Requirement: Write all of the lines below out again, exactly as they stand.

Supplied information:
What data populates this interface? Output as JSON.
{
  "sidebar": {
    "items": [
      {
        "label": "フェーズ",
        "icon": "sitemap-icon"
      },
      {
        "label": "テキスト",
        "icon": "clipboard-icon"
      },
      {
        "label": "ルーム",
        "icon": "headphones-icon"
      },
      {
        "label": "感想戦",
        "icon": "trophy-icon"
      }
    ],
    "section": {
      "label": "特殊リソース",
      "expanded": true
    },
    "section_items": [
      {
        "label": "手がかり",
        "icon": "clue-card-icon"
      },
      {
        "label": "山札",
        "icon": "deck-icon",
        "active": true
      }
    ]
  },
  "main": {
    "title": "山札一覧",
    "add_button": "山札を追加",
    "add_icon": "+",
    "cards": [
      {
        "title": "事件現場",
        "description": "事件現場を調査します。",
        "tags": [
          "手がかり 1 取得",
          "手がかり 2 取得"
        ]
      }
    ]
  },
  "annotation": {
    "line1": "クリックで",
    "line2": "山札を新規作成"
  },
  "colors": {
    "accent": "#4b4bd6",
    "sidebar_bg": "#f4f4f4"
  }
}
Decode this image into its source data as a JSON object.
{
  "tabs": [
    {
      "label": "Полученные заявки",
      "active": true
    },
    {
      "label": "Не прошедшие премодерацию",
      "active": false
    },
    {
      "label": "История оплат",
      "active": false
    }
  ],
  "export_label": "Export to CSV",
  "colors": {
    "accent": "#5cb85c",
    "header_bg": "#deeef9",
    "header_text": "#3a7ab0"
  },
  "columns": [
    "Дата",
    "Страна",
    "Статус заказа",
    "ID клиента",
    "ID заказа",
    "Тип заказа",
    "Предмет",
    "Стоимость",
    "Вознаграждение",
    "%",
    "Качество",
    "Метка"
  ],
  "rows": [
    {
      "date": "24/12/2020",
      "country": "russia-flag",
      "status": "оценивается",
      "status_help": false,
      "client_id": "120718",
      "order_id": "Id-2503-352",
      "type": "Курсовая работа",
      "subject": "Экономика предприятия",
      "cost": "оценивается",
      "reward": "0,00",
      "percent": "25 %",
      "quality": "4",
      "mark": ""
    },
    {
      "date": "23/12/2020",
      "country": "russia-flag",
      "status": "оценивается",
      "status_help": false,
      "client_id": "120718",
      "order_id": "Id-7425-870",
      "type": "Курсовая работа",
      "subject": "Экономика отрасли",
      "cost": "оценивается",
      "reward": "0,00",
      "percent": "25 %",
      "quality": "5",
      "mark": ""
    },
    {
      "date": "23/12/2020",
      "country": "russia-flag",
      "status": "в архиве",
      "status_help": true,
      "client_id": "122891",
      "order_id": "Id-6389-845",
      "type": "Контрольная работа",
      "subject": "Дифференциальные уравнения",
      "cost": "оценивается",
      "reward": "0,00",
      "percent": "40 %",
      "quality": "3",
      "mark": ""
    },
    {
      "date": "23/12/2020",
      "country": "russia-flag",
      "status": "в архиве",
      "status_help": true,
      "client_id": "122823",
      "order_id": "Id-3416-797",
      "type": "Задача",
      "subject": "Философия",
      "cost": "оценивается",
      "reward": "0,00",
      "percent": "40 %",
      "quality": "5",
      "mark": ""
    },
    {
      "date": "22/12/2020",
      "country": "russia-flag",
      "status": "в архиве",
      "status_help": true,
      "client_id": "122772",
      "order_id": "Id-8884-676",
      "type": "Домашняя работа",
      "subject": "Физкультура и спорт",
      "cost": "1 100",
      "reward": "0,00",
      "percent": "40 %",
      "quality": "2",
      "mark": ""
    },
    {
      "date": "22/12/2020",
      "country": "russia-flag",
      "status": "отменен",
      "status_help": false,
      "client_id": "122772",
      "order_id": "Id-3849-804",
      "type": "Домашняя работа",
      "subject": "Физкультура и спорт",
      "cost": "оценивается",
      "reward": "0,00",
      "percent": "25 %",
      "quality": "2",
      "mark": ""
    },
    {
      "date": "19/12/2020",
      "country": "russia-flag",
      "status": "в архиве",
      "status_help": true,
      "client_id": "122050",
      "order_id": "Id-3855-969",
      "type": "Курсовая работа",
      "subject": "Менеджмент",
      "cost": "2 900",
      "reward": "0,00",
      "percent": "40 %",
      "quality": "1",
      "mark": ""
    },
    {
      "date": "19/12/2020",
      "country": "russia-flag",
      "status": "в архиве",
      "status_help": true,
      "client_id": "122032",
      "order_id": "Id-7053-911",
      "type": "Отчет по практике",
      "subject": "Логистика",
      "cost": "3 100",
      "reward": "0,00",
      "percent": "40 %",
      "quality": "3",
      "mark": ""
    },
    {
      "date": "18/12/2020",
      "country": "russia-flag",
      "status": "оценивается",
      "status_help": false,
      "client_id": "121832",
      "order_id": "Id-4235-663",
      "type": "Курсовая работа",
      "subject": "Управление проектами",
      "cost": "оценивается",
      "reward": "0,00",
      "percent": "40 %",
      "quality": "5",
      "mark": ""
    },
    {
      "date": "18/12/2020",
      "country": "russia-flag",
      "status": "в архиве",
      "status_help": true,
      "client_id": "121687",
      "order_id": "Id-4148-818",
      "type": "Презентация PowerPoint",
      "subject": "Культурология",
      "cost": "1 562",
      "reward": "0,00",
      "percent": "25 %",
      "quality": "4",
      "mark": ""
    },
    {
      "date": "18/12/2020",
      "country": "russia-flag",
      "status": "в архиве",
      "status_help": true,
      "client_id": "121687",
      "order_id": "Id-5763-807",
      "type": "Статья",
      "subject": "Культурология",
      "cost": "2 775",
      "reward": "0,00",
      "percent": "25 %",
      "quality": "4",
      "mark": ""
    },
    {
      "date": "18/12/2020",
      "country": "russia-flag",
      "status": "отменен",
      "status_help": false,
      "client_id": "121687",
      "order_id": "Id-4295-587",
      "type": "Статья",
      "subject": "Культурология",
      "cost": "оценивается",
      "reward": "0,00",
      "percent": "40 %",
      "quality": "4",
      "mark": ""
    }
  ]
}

Response:
What data populates this interface? Output as JSON.
{
  "sidebar": {
    "items": [
      {
        "label": "フェーズ",
        "icon": "sitemap-icon"
      },
      {
        "label": "テキスト",
        "icon": "clipboard-icon"
      },
      {
        "label": "ルーム",
        "icon": "headphones-icon"
      },
      {
        "label": "感想戦",
        "icon": "trophy-icon"
      }
    ],
    "section": {
      "label": "特殊リソース",
      "expanded": true
    },
    "section_items": [
      {
        "label": "手がかり",
        "icon": "clue-card-icon"
      },
      {
        "label": "山札",
        "icon": "deck-icon",
        "active": true
      }
    ]
  },
  "main": {
    "title": "山札一覧",
    "add_button": "山札を追加",
    "add_icon": "+",
    "cards": [
      {
        "title": "事件現場",
        "description": "事件現場を調査します。",
        "tags": [
          "手がかり 1 取得",
          "手がかり 2 取得"
        ]
      }
    ]
  },
  "annotation": {
    "line1": "クリックで",
    "line2": "山札を新規作成"
  },
  "colors": {
    "accent": "#4b4bd6",
    "sidebar_bg": "#f4f4f4"
  }
}
Decode this image into its source data as a JSON object.
{
  "tabs": [
    {
      "label": "Полученные заявки",
      "active": true
    },
    {
      "label": "Не прошедшие премодерацию",
      "active": false
    },
    {
      "label": "История оплат",
      "active": false
    }
  ],
  "export_label": "Export to CSV",
  "colors": {
    "accent": "#5cb85c",
    "header_bg": "#deeef9",
    "header_text": "#3a7ab0"
  },
  "columns": [
    "Дата",
    "Страна",
    "Статус заказа",
    "ID клиента",
    "ID заказа",
    "Тип заказа",
    "Предмет",
    "Стоимость",
    "Вознаграждение",
    "%",
    "Качество",
    "Метка"
  ],
  "rows": [
    {
      "date": "24/12/2020",
      "country": "russia-flag",
      "status": "оценивается",
      "status_help": false,
      "client_id": "120718",
      "order_id": "Id-2503-352",
      "type": "Курсовая работа",
      "subject": "Экономика предприятия",
      "cost": "оценивается",
      "reward": "0,00",
      "percent": "25 %",
      "quality": "4",
      "mark": ""
    },
    {
      "date": "23/12/2020",
      "country": "russia-flag",
      "status": "оценивается",
      "status_help": false,
      "client_id": "120718",
      "order_id": "Id-7425-870",
      "type": "Курсовая работа",
      "subject": "Экономика отрасли",
      "cost": "оценивается",
      "reward": "0,00",
      "percent": "25 %",
      "quality": "5",
      "mark": ""
    },
    {
      "date": "23/12/2020",
      "country": "russia-flag",
      "status": "в архиве",
      "status_help": true,
      "client_id": "122891",
      "order_id": "Id-6389-845",
      "type": "Контрольная работа",
      "subject": "Дифференциальные уравнения",
      "cost": "оценивается",
      "reward": "0,00",
      "percent": "40 %",
      "quality": "3",
      "mark": ""
    },
    {
      "date": "23/12/2020",
      "country": "russia-flag",
      "status": "в архиве",
      "status_help": true,
      "client_id": "122823",
      "order_id": "Id-3416-797",
      "type": "Задача",
      "subject": "Философия",
      "cost": "оценивается",
      "reward": "0,00",
      "percent": "40 %",
      "quality": "5",
      "mark": ""
    },
    {
      "date": "22/12/2020",
      "country": "russia-flag",
      "status": "в архиве",
      "status_help": true,
      "client_id": "122772",
      "order_id": "Id-8884-676",
      "type": "Домашняя работа",
      "subject": "Физкультура и спорт",
      "cost": "1 100",
      "reward": "0,00",
      "percent": "40 %",
      "quality": "2",
      "mark": ""
    },
    {
      "date": "22/12/2020",
      "country": "russia-flag",
      "status": "отменен",
      "status_help": false,
      "client_id": "122772",
      "order_id": "Id-3849-804",
      "type": "Домашняя работа",
      "subject": "Физкультура и спорт",
      "cost": "оценивается",
      "reward": "0,00",
      "percent": "25 %",
      "quality": "2",
      "mark": ""
    },
    {
      "date": "19/12/2020",
      "country": "russia-flag",
      "status": "в архиве",
      "status_help": true,
      "client_id": "122050",
      "order_id": "Id-3855-969",
      "type": "Курсовая работа",
      "subject": "Менеджмент",
      "cost": "2 900",
      "reward": "0,00",
      "percent": "40 %",
      "quality": "1",
      "mark": ""
    },
    {
      "date": "19/12/2020",
      "country": "russia-flag",
      "status": "в архиве",
      "status_help": true,
      "client_id": "122032",
      "order_id": "Id-7053-911",
      "type": "Отчет по практике",
      "subject": "Логистика",
      "cost": "3 100",
      "reward": "0,00",
      "percent": "40 %",
      "quality": "3",
      "mark": ""
    },
    {
      "date": "18/12/2020",
      "country": "russia-flag",
      "status": "оценивается",
      "status_help": false,
      "client_id": "121832",
      "order_id": "Id-4235-663",
      "type": "Курсовая работа",
      "subject": "Управление проектами",
      "cost": "оценивается",
      "reward": "0,00",
      "percent": "40 %",
      "quality": "5",
      "mark": ""
    },
    {
      "date": "18/12/2020",
      "country": "russia-flag",
      "status": "в архиве",
      "status_help": true,
      "client_id": "121687",
      "order_id": "Id-4148-818",
      "type": "Презентация PowerPoint",
      "subject": "Культурология",
      "cost": "1 562",
      "reward": "0,00",
      "percent": "25 %",
      "quality": "4",
      "mark": ""
    },
    {
      "date": "18/12/2020",
      "country": "russia-flag",
      "status": "в архиве",
      "status_help": true,
      "client_id": "121687",
      "order_id": "Id-5763-807",
      "type": "Статья",
      "subject": "Культурология",
      "cost": "2 775",
      "reward": "0,00",
      "percent": "25 %",
      "quality": "4",
      "mark": ""
    },
    {
      "date": "18/12/2020",
      "country": "russia-flag",
      "status": "отменен",
      "status_help": false,
      "client_id": "121687",
      "order_id": "Id-4295-587",
      "type": "Статья",
      "subject": "Культурология",
      "cost": "оценивается",
      "reward": "0,00",
      "percent": "40 %",
      "quality": "4",
      "mark": ""
    }
  ]
}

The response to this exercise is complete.